# MATERIAL FOR THIS EXERCISE
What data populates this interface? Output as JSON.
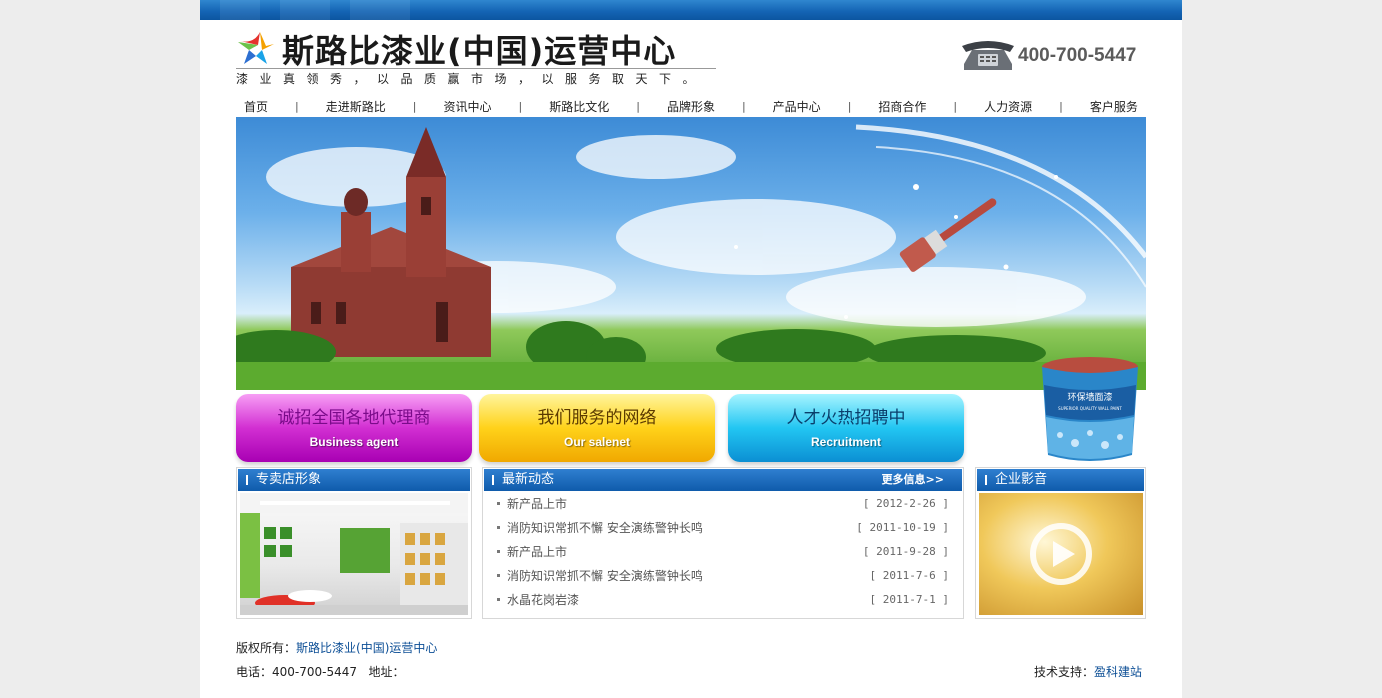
{
  "header": {
    "title": "斯路比漆业(中国)运营中心",
    "slogan": "漆业真领秀，以品质赢市场，以服务取天下。",
    "phone": "400-700-5447"
  },
  "nav": {
    "items": [
      "首页",
      "走进斯路比",
      "资讯中心",
      "斯路比文化",
      "品牌形象",
      "产品中心",
      "招商合作",
      "人力资源",
      "客户服务"
    ]
  },
  "promos": [
    {
      "cn": "诚招全国各地代理商",
      "en": "Business agent"
    },
    {
      "cn": "我们服务的网络",
      "en": "Our salenet"
    },
    {
      "cn": "人才火热招聘中",
      "en": "Recruitment"
    }
  ],
  "bucket": {
    "label_cn": "环保墙面漆",
    "label_en": "SUPERIOR QUALITY WALL PAINT"
  },
  "panels": {
    "store": {
      "title": "专卖店形象"
    },
    "news": {
      "title": "最新动态",
      "more": "更多信息>>",
      "items": [
        {
          "title": "新产品上市",
          "date": "[ 2012-2-26 ]"
        },
        {
          "title": "消防知识常抓不懈 安全演练警钟长鸣",
          "date": "[ 2011-10-19 ]"
        },
        {
          "title": "新产品上市",
          "date": "[ 2011-9-28 ]"
        },
        {
          "title": "消防知识常抓不懈 安全演练警钟长鸣",
          "date": "[ 2011-7-6 ]"
        },
        {
          "title": "水晶花岗岩漆",
          "date": "[ 2011-7-1 ]"
        }
      ]
    },
    "video": {
      "title": "企业影音"
    }
  },
  "footer": {
    "copyright_label": "版权所有：",
    "copyright_link": "斯路比漆业(中国)运营中心",
    "contact": "电话：400-700-5447   地址：",
    "support_label": "技术支持：",
    "support_link": "盈科建站"
  },
  "colors": {
    "topbar": "#1565b5",
    "panel_head": "#0f5bab",
    "link": "#0d4f96",
    "promo_purple": "#c41fc8",
    "promo_yellow": "#ffd21a",
    "promo_cyan": "#22c6f2"
  }
}
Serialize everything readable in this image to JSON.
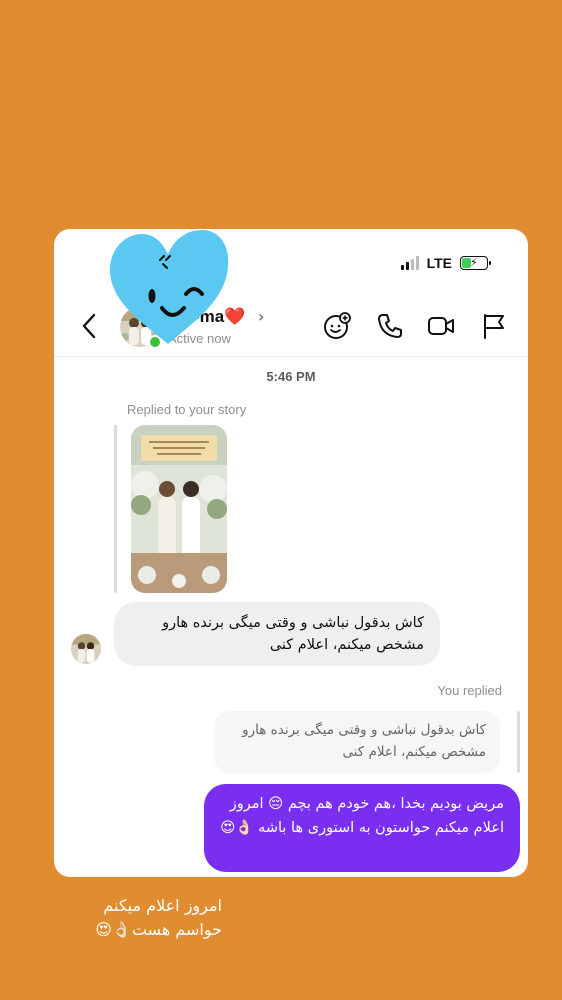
{
  "status_bar": {
    "network": "LTE"
  },
  "header": {
    "name_visible": "-ma",
    "name_emoji": "❤️",
    "status": "Active now",
    "icons": [
      "back-chevron-icon",
      "sticker-chat-icon",
      "phone-icon",
      "video-camera-icon",
      "flag-icon"
    ]
  },
  "thread": {
    "timestamp": "5:46 PM",
    "story_reply_label": "Replied to your story",
    "incoming_message": "کاش بدقول نباشی و وقتی میگی برنده هارو مشخص میکنم، اعلام کنی",
    "you_replied_label": "You replied",
    "quoted_message": "کاش بدقول نباشی و وقتی میگی برنده هارو مشخص میکنم، اعلام کنی",
    "outgoing_message": "مریض بودیم بخدا ،هم خودم هم بچم 😔 امروز اعلام میکنم حواستون به استوری ها باشه 👌🏻😍"
  },
  "caption": "امروز اعلام میکنم حواسم هست👌🏻😍",
  "colors": {
    "background": "#E08C31",
    "outgoing_bubble": "#7A2FF0",
    "incoming_bubble": "#EFEFEF",
    "sticker_heart": "#5BC8F2",
    "online_dot": "#3CC13B"
  }
}
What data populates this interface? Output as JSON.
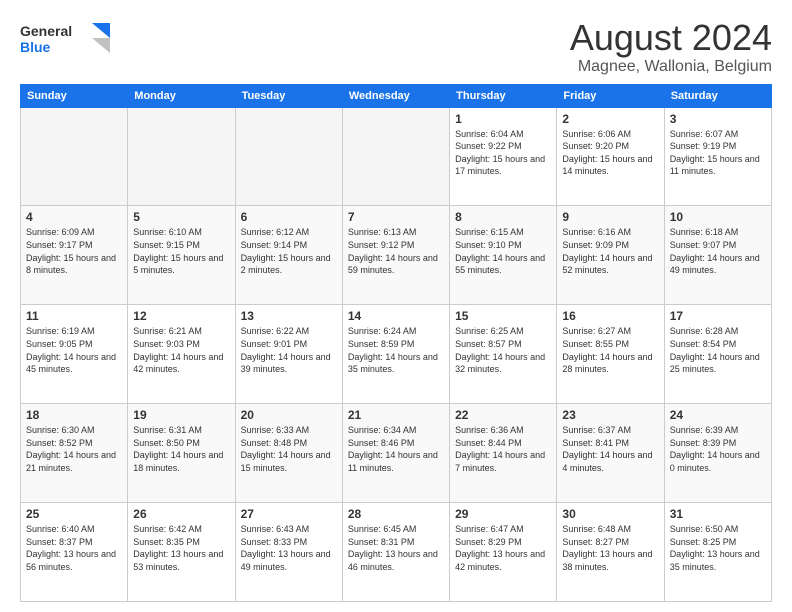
{
  "header": {
    "logo": {
      "line1": "General",
      "line2": "Blue"
    },
    "title": "August 2024",
    "subtitle": "Magnee, Wallonia, Belgium"
  },
  "weekdays": [
    "Sunday",
    "Monday",
    "Tuesday",
    "Wednesday",
    "Thursday",
    "Friday",
    "Saturday"
  ],
  "weeks": [
    [
      {
        "day": "",
        "info": ""
      },
      {
        "day": "",
        "info": ""
      },
      {
        "day": "",
        "info": ""
      },
      {
        "day": "",
        "info": ""
      },
      {
        "day": "1",
        "info": "Sunrise: 6:04 AM\nSunset: 9:22 PM\nDaylight: 15 hours and 17 minutes."
      },
      {
        "day": "2",
        "info": "Sunrise: 6:06 AM\nSunset: 9:20 PM\nDaylight: 15 hours and 14 minutes."
      },
      {
        "day": "3",
        "info": "Sunrise: 6:07 AM\nSunset: 9:19 PM\nDaylight: 15 hours and 11 minutes."
      }
    ],
    [
      {
        "day": "4",
        "info": "Sunrise: 6:09 AM\nSunset: 9:17 PM\nDaylight: 15 hours and 8 minutes."
      },
      {
        "day": "5",
        "info": "Sunrise: 6:10 AM\nSunset: 9:15 PM\nDaylight: 15 hours and 5 minutes."
      },
      {
        "day": "6",
        "info": "Sunrise: 6:12 AM\nSunset: 9:14 PM\nDaylight: 15 hours and 2 minutes."
      },
      {
        "day": "7",
        "info": "Sunrise: 6:13 AM\nSunset: 9:12 PM\nDaylight: 14 hours and 59 minutes."
      },
      {
        "day": "8",
        "info": "Sunrise: 6:15 AM\nSunset: 9:10 PM\nDaylight: 14 hours and 55 minutes."
      },
      {
        "day": "9",
        "info": "Sunrise: 6:16 AM\nSunset: 9:09 PM\nDaylight: 14 hours and 52 minutes."
      },
      {
        "day": "10",
        "info": "Sunrise: 6:18 AM\nSunset: 9:07 PM\nDaylight: 14 hours and 49 minutes."
      }
    ],
    [
      {
        "day": "11",
        "info": "Sunrise: 6:19 AM\nSunset: 9:05 PM\nDaylight: 14 hours and 45 minutes."
      },
      {
        "day": "12",
        "info": "Sunrise: 6:21 AM\nSunset: 9:03 PM\nDaylight: 14 hours and 42 minutes."
      },
      {
        "day": "13",
        "info": "Sunrise: 6:22 AM\nSunset: 9:01 PM\nDaylight: 14 hours and 39 minutes."
      },
      {
        "day": "14",
        "info": "Sunrise: 6:24 AM\nSunset: 8:59 PM\nDaylight: 14 hours and 35 minutes."
      },
      {
        "day": "15",
        "info": "Sunrise: 6:25 AM\nSunset: 8:57 PM\nDaylight: 14 hours and 32 minutes."
      },
      {
        "day": "16",
        "info": "Sunrise: 6:27 AM\nSunset: 8:55 PM\nDaylight: 14 hours and 28 minutes."
      },
      {
        "day": "17",
        "info": "Sunrise: 6:28 AM\nSunset: 8:54 PM\nDaylight: 14 hours and 25 minutes."
      }
    ],
    [
      {
        "day": "18",
        "info": "Sunrise: 6:30 AM\nSunset: 8:52 PM\nDaylight: 14 hours and 21 minutes."
      },
      {
        "day": "19",
        "info": "Sunrise: 6:31 AM\nSunset: 8:50 PM\nDaylight: 14 hours and 18 minutes."
      },
      {
        "day": "20",
        "info": "Sunrise: 6:33 AM\nSunset: 8:48 PM\nDaylight: 14 hours and 15 minutes."
      },
      {
        "day": "21",
        "info": "Sunrise: 6:34 AM\nSunset: 8:46 PM\nDaylight: 14 hours and 11 minutes."
      },
      {
        "day": "22",
        "info": "Sunrise: 6:36 AM\nSunset: 8:44 PM\nDaylight: 14 hours and 7 minutes."
      },
      {
        "day": "23",
        "info": "Sunrise: 6:37 AM\nSunset: 8:41 PM\nDaylight: 14 hours and 4 minutes."
      },
      {
        "day": "24",
        "info": "Sunrise: 6:39 AM\nSunset: 8:39 PM\nDaylight: 14 hours and 0 minutes."
      }
    ],
    [
      {
        "day": "25",
        "info": "Sunrise: 6:40 AM\nSunset: 8:37 PM\nDaylight: 13 hours and 56 minutes."
      },
      {
        "day": "26",
        "info": "Sunrise: 6:42 AM\nSunset: 8:35 PM\nDaylight: 13 hours and 53 minutes."
      },
      {
        "day": "27",
        "info": "Sunrise: 6:43 AM\nSunset: 8:33 PM\nDaylight: 13 hours and 49 minutes."
      },
      {
        "day": "28",
        "info": "Sunrise: 6:45 AM\nSunset: 8:31 PM\nDaylight: 13 hours and 46 minutes."
      },
      {
        "day": "29",
        "info": "Sunrise: 6:47 AM\nSunset: 8:29 PM\nDaylight: 13 hours and 42 minutes."
      },
      {
        "day": "30",
        "info": "Sunrise: 6:48 AM\nSunset: 8:27 PM\nDaylight: 13 hours and 38 minutes."
      },
      {
        "day": "31",
        "info": "Sunrise: 6:50 AM\nSunset: 8:25 PM\nDaylight: 13 hours and 35 minutes."
      }
    ]
  ]
}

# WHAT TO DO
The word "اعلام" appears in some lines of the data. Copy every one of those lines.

# ANSWER SECTION
    "incoming_message": "کاش بدقول نباشی و وقتی میگی برنده هارو مشخص میکنم، اعلام کنی",
    "quoted_message": "کاش بدقول نباشی و وقتی میگی برنده هارو مشخص میکنم، اعلام کنی",
    "outgoing_message": "مریض بودیم بخدا ،هم خودم هم بچم 😔 امروز اعلام میکنم حواستون به استوری ها باشه 👌🏻😍"
  "caption": "امروز اعلام میکنم حواسم هست👌🏻😍",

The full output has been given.